Downton Abbey effect sees impoverished Italian nobles inspired to open their doors to paying guests for up to €650 a night

The Downton Abbey effect

Impoverished Italian nobles are opening their doors to paying guests, inspired by the TV drama
China's wild panda numbers have increased by 17% since 2003, new census reveals

China's wild panda numbers on the up

New census reveals 17% since 2003
Barbara Woodward: Britain's first female ambassador to China intends to forge strong links with the growing economic superpower

Our woman in Beijing builds a new relationship

Britain's first female ambassador to China intends to forge strong links with growing economic power
Courage is rare. True humility is even rarer. But the only British soldier to be awarded the Victoria Cross in Afghanistan has both

Courage is rare. True humility is even rarer

Beware of imitations, but the words of the soldier awarded the Victoria Cross were the real thing, says DJ Taylor
Alexander McQueen: The catwalk was a stage for the designer's astonishing and troubling vision

Alexander McQueen's astonishing vision

Ahead of a major retrospective, Alexander Fury talks to the collaborators who helped create the late designer's notorious spectacle
New BBC series savours half a century of food in Britain, from Vesta curries to nouvelle cuisine

Dinner through the decades

A new BBC series challenged Brandon Robshaw and his family to eat their way from the 1950s to the 1990s
Philippa Perry interview: The psychotherapist on McDonald's, fancy specs and meeting Grayson Perry on an evening course

Philippa Perry interview

The psychotherapist on McDonald's, fancy specs and meeting Grayson Perry on an evening course
Bill Granger recipes: Our chef recreates the exoticism of the Indonesian stir-fry

Bill Granger's Indonesian stir-fry recipes

Our chef was inspired by the south-east Asian cuisine he encountered as a teenager
Chelsea vs Tottenham: Harry Kane was at Wembley to see Spurs beat the Blues and win the Capital One Cup - now he's their great hope

Harry Kane interview

The striker was at Wembley to see Spurs beat the Blues and win the Capital One Cup - now he's their great hope
The Last Word: For the good of the game: why on earth don’t we leave Fifa?

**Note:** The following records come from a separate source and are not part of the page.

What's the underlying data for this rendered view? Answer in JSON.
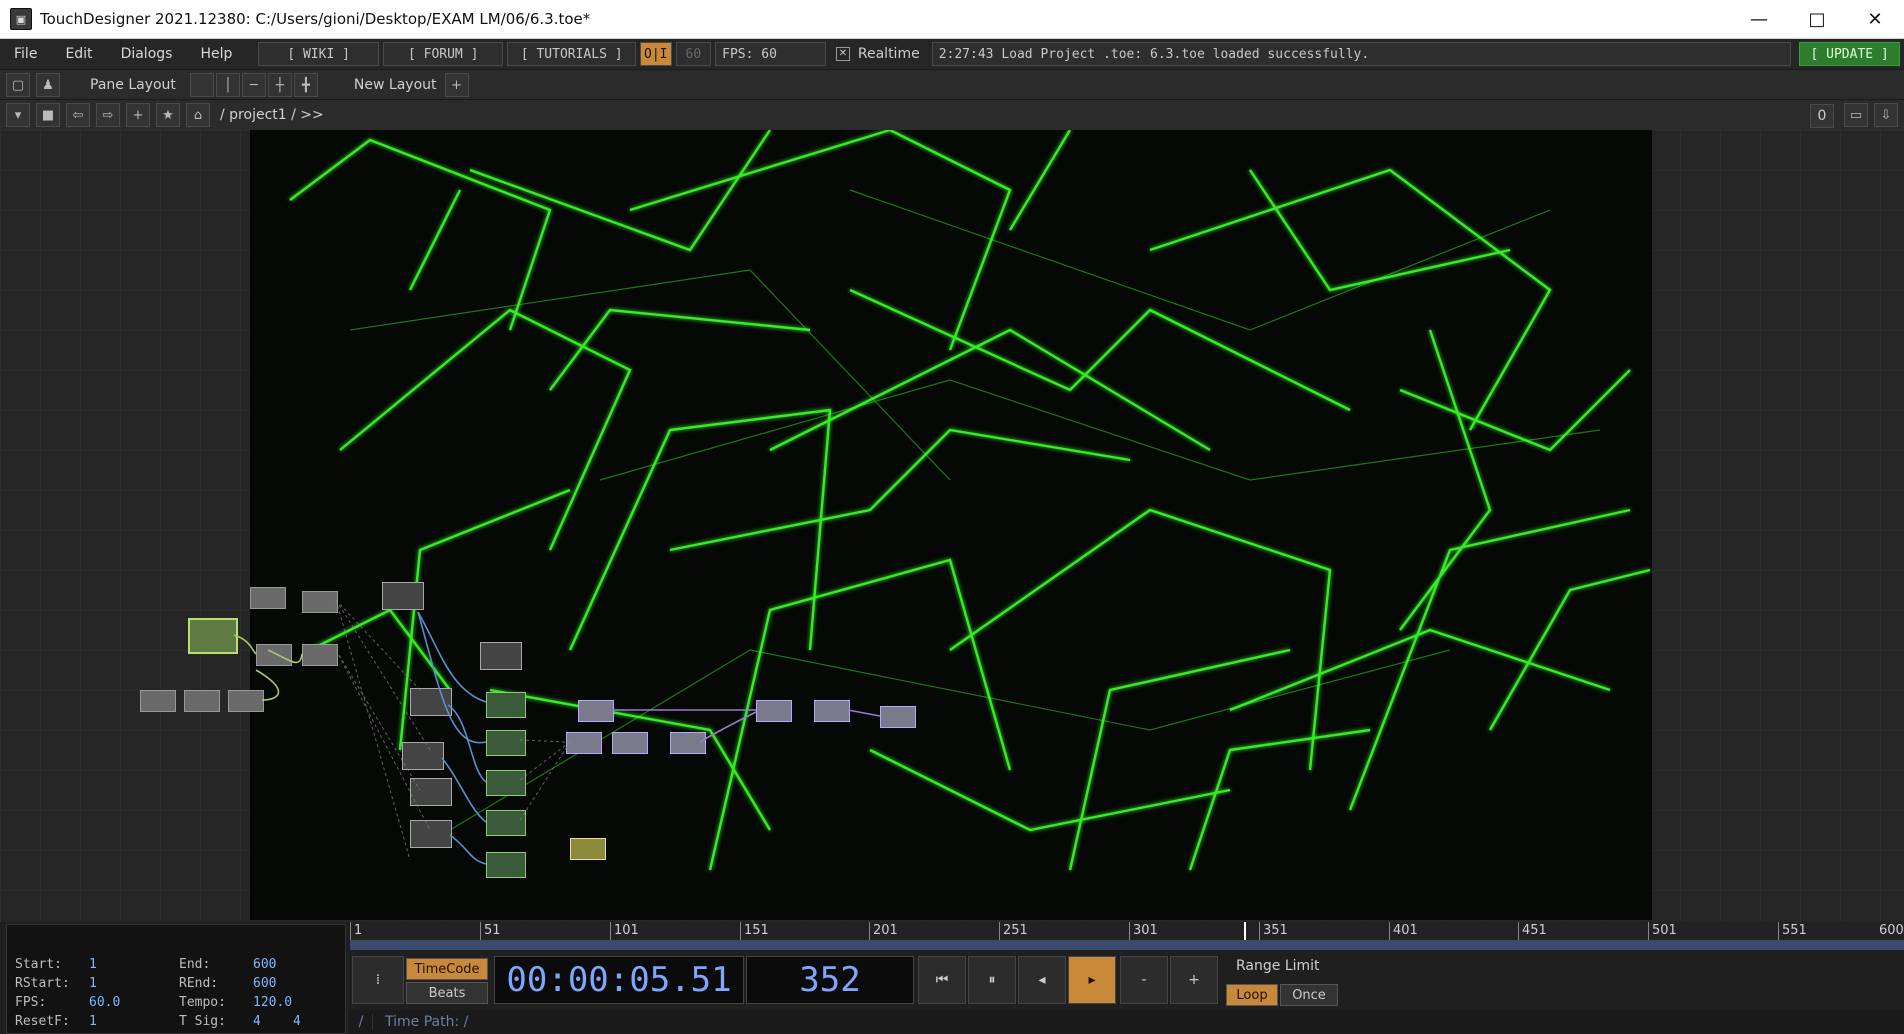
{
  "window": {
    "title": "TouchDesigner 2021.12380: C:/Users/gioni/Desktop/EXAM LM/06/6.3.toe*",
    "icon": "touchdesigner-logo-icon",
    "controls": [
      "minimize-icon",
      "maximize-icon",
      "close-icon"
    ]
  },
  "menubar": {
    "items": [
      "File",
      "Edit",
      "Dialogs",
      "Help"
    ],
    "wiki": "[ WIKI ]",
    "forum": "[ FORUM ]",
    "tutorials": "[ TUTORIALS ]",
    "oi": "O|I",
    "fps_value_box": "60",
    "fps": "FPS:  60",
    "realtime": "Realtime",
    "status": "2:27:43 Load Project .toe: 6.3.toe loaded successfully.",
    "update": "[ UPDATE ]"
  },
  "toolbar": {
    "pane_layout": "Pane Layout",
    "new_layout": "New Layout",
    "add": "+"
  },
  "pathbar": {
    "path": "/ project1 / >>",
    "right_num": "0"
  },
  "timeline": {
    "labels": {
      "start": "Start:",
      "end": "End:",
      "rstart": "RStart:",
      "rend": "REnd:",
      "fps": "FPS:",
      "tempo": "Tempo:",
      "resetf": "ResetF:",
      "tsig": "T Sig:"
    },
    "values": {
      "start": "1",
      "end": "600",
      "rstart": "1",
      "rend": "600",
      "fps": "60.0",
      "tempo": "120.0",
      "resetf": "1",
      "tsig_a": "4",
      "tsig_b": "4"
    },
    "ruler_ticks": [
      "1",
      "51",
      "101",
      "151",
      "201",
      "251",
      "301",
      "351",
      "401",
      "451",
      "501",
      "551",
      "600"
    ],
    "current_frame_progress": 0.5866,
    "timecode_btn": "TimeCode",
    "beats_btn": "Beats",
    "timecode": "00:00:05.51",
    "frame": "352",
    "range_limit": "Range Limit",
    "loop": "Loop",
    "once": "Once",
    "minus": "-",
    "plus": "+",
    "time_path": "Time Path: /",
    "slash": "/"
  },
  "colors": {
    "accent_orange": "#c88a3a",
    "viewer_green": "#3dff2a",
    "update_green": "#2e7d2e",
    "value_blue": "#7fb8ff"
  }
}
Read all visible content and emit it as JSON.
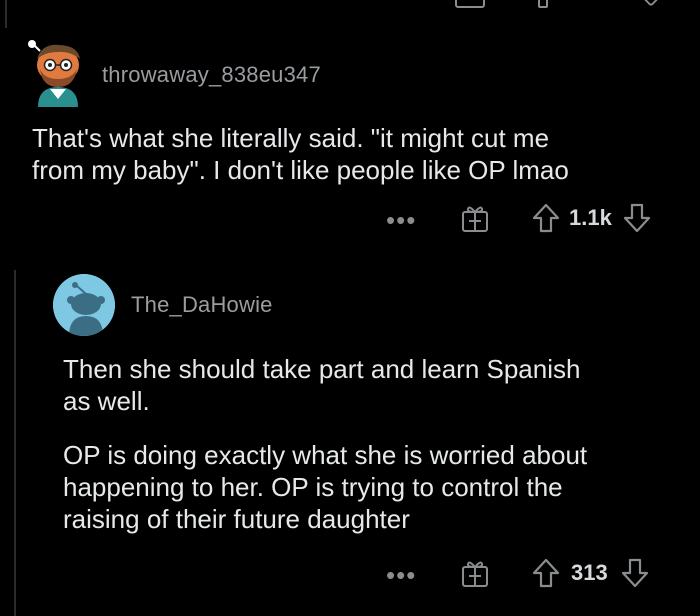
{
  "comments": [
    {
      "username": "throwaway_838eu347",
      "body": [
        "That's what she literally said. \"it might cut me",
        "from my baby\". I don't like people like OP lmao"
      ],
      "score": "1.1k",
      "more_label": "•••"
    },
    {
      "username": "The_DaHowie",
      "body_paragraphs": [
        [
          "Then she should take part and learn Spanish",
          "as well."
        ],
        [
          "OP is doing exactly what she is worried about",
          "happening to her. OP is trying to control the",
          "raising of their future daughter"
        ]
      ],
      "score": "313",
      "more_label": "•••"
    }
  ],
  "icons": {
    "award": "gift-box-icon",
    "upvote": "arrow-up-icon",
    "downvote": "arrow-down-icon",
    "more": "more-dots-icon"
  },
  "colors": {
    "background": "#000000",
    "username": "#9a9da0",
    "text": "#e6e8ea",
    "icon": "#8a8d90",
    "avatar2_bg": "#7ec8e3"
  }
}
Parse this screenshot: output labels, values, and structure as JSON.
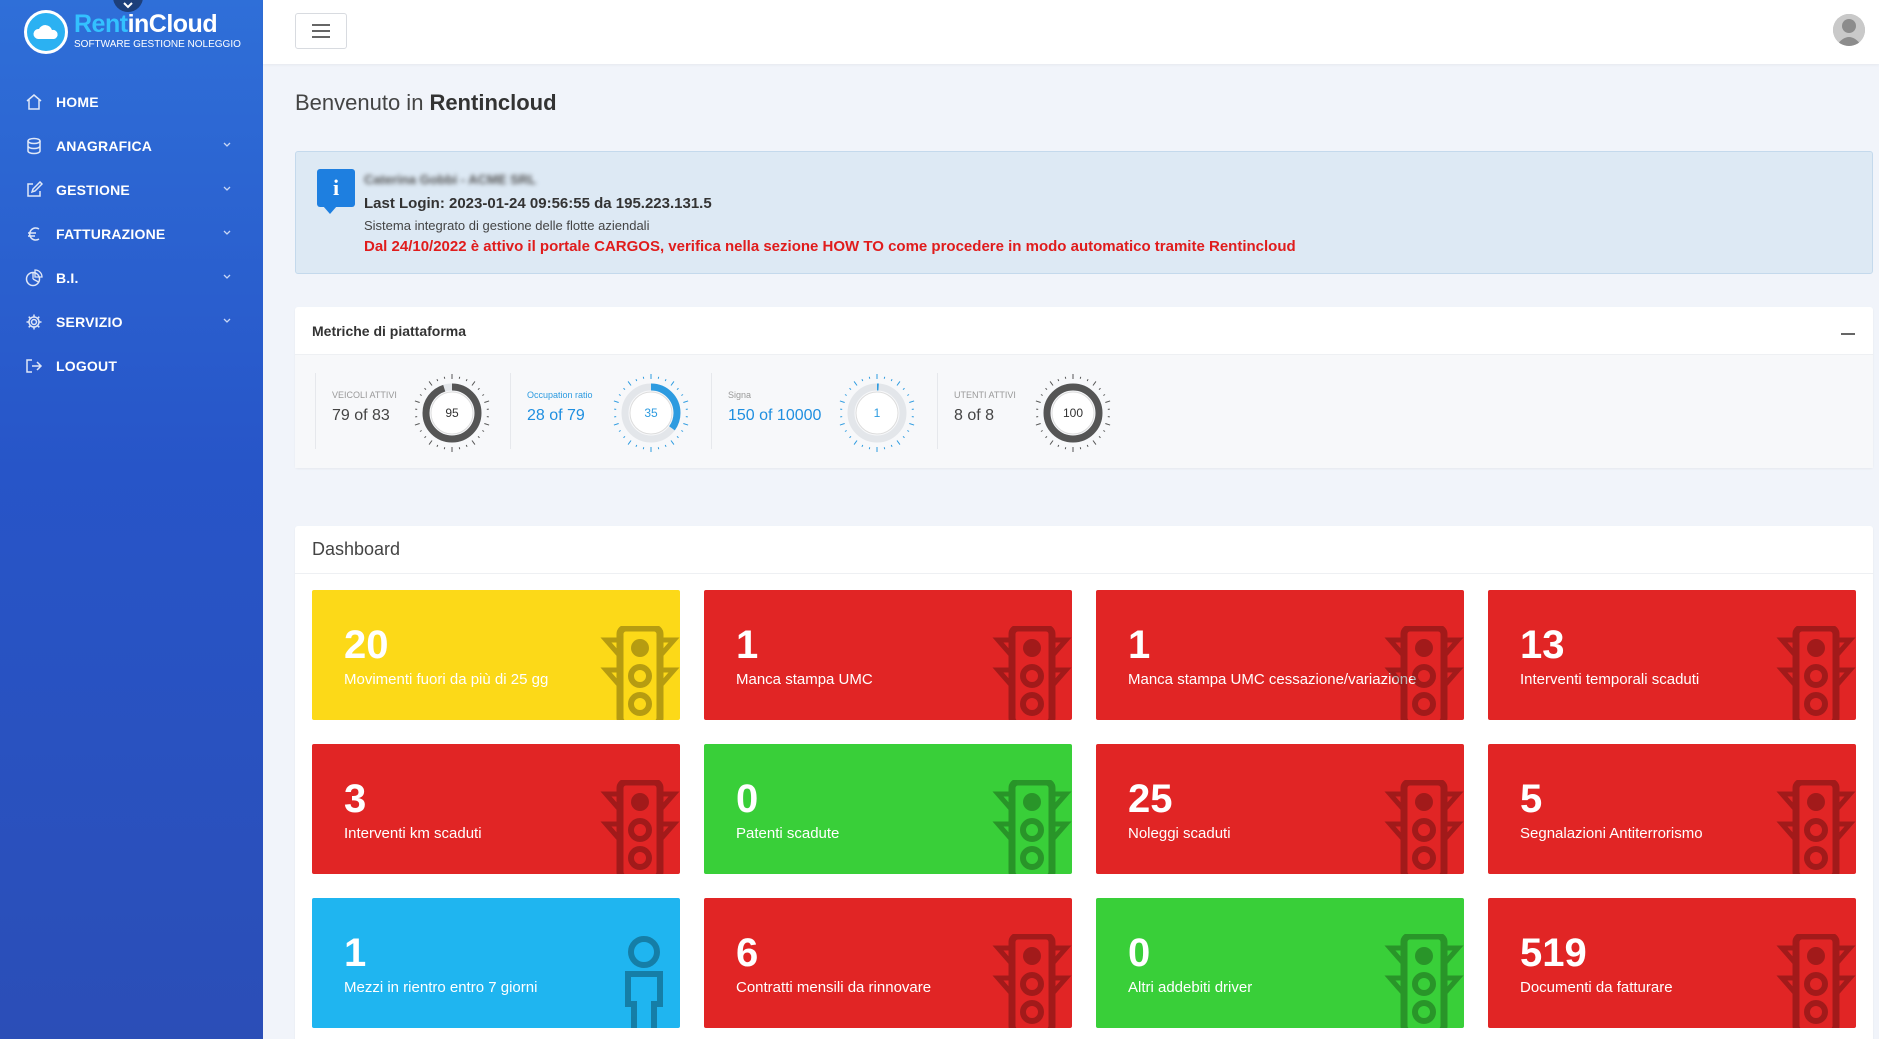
{
  "brand": {
    "name_part1": "Rent",
    "name_part2": "inCloud",
    "subtitle": "SOFTWARE GESTIONE NOLEGGIO",
    "accent_color": "#33c1ff",
    "sidebar_color": "#2755c8"
  },
  "sidebar": {
    "items": [
      {
        "label": "HOME",
        "icon": "home-icon",
        "has_submenu": false
      },
      {
        "label": "ANAGRAFICA",
        "icon": "database-icon",
        "has_submenu": true
      },
      {
        "label": "GESTIONE",
        "icon": "edit-icon",
        "has_submenu": true
      },
      {
        "label": "FATTURAZIONE",
        "icon": "euro-icon",
        "has_submenu": true
      },
      {
        "label": "B.I.",
        "icon": "pie-chart-icon",
        "has_submenu": true
      },
      {
        "label": "SERVIZIO",
        "icon": "gear-icon",
        "has_submenu": true
      },
      {
        "label": "LOGOUT",
        "icon": "logout-icon",
        "has_submenu": false
      }
    ]
  },
  "header": {
    "menu_icon": "hamburger-icon",
    "avatar_icon": "user-avatar-icon"
  },
  "welcome": {
    "prefix": "Benvenuto in",
    "app": "Rentincloud"
  },
  "info": {
    "user": "Caterina Gobbi - ACME SRL",
    "last_login": "Last Login: 2023-01-24 09:56:55 da 195.223.131.5",
    "description": "Sistema integrato di gestione delle flotte aziendali",
    "alert": "Dal 24/10/2022 è attivo il portale CARGOS, verifica nella sezione HOW TO come procedere in modo automatico tramite Rentincloud",
    "alert_color": "#e01c1c"
  },
  "metrics": {
    "title": "Metriche di piattaforma",
    "items": [
      {
        "label": "VEICOLI ATTIVI",
        "value": "79 of 83",
        "gauge": "95",
        "percent": 95,
        "color": "#555555"
      },
      {
        "label": "Occupation ratio",
        "value": "28 of 79",
        "gauge": "35",
        "percent": 35,
        "color": "#2d9be0"
      },
      {
        "label": "Signa",
        "value": "150 of 10000",
        "gauge": "1",
        "percent": 1,
        "color": "#2d9be0"
      },
      {
        "label": "UTENTI ATTIVI",
        "value": "8 of 8",
        "gauge": "100",
        "percent": 100,
        "color": "#555555"
      }
    ]
  },
  "dashboard": {
    "title": "Dashboard",
    "tiles": [
      {
        "value": "20",
        "label": "Movimenti fuori da più di 25 gg",
        "color": "#fcd918",
        "icon": "traffic-light-icon"
      },
      {
        "value": "1",
        "label": "Manca stampa UMC",
        "color": "#e12525",
        "icon": "traffic-light-icon"
      },
      {
        "value": "1",
        "label": "Manca stampa UMC cessazione/variazione",
        "color": "#e12525",
        "icon": "traffic-light-icon"
      },
      {
        "value": "13",
        "label": "Interventi temporali scaduti",
        "color": "#e12525",
        "icon": "traffic-light-icon"
      },
      {
        "value": "3",
        "label": "Interventi km scaduti",
        "color": "#e12525",
        "icon": "traffic-light-icon"
      },
      {
        "value": "0",
        "label": "Patenti scadute",
        "color": "#39cf39",
        "icon": "traffic-light-icon"
      },
      {
        "value": "25",
        "label": "Noleggi scaduti",
        "color": "#e12525",
        "icon": "traffic-light-icon"
      },
      {
        "value": "5",
        "label": "Segnalazioni Antiterrorismo",
        "color": "#e12525",
        "icon": "traffic-light-icon"
      },
      {
        "value": "1",
        "label": "Mezzi in rientro entro 7 giorni",
        "color": "#1fb5f0",
        "icon": "person-icon"
      },
      {
        "value": "6",
        "label": "Contratti mensili da rinnovare",
        "color": "#e12525",
        "icon": "traffic-light-icon"
      },
      {
        "value": "0",
        "label": "Altri addebiti driver",
        "color": "#39cf39",
        "icon": "traffic-light-icon"
      },
      {
        "value": "519",
        "label": "Documenti da fatturare",
        "color": "#e12525",
        "icon": "traffic-light-icon"
      }
    ]
  }
}
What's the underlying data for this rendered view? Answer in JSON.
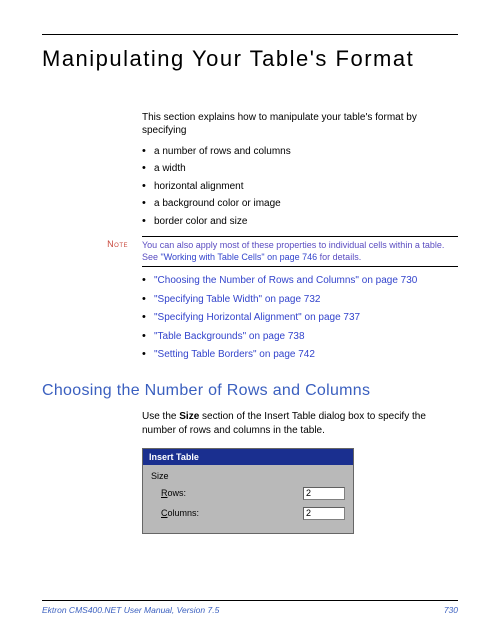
{
  "title": "Manipulating Your Table's Format",
  "intro": "This section explains how to manipulate your table's format by specifying",
  "specifying_items": [
    "a number of rows and columns",
    "a width",
    "horizontal alignment",
    "a background color or image",
    "border color and size"
  ],
  "note": {
    "label": "Note",
    "part1": "You can also apply most of these properties to individual cells within a table. See ",
    "link": "\"Working with Table Cells\" on page 746",
    "part2": " for details."
  },
  "links": [
    "\"Choosing the Number of Rows and Columns\" on page 730",
    "\"Specifying Table Width\" on page 732",
    "\"Specifying Horizontal Alignment\" on page 737",
    "\"Table Backgrounds\" on page 738",
    "\"Setting Table Borders\" on page 742"
  ],
  "section_heading": "Choosing the Number of Rows and Columns",
  "section_para_pre": "Use the ",
  "section_para_bold": "Size",
  "section_para_post": " section of the Insert Table dialog box to specify the number of rows and columns in the table.",
  "dialog": {
    "title": "Insert Table",
    "group": "Size",
    "rows_underline": "R",
    "rows_rest": "ows:",
    "cols_underline": "C",
    "cols_rest": "olumns:",
    "rows_value": "2",
    "cols_value": "2"
  },
  "footer_left": "Ektron CMS400.NET User Manual, Version 7.5",
  "footer_right": "730"
}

Michael Calvin's Last Word

For the good of the game: why on earth don’t we leave Fifa?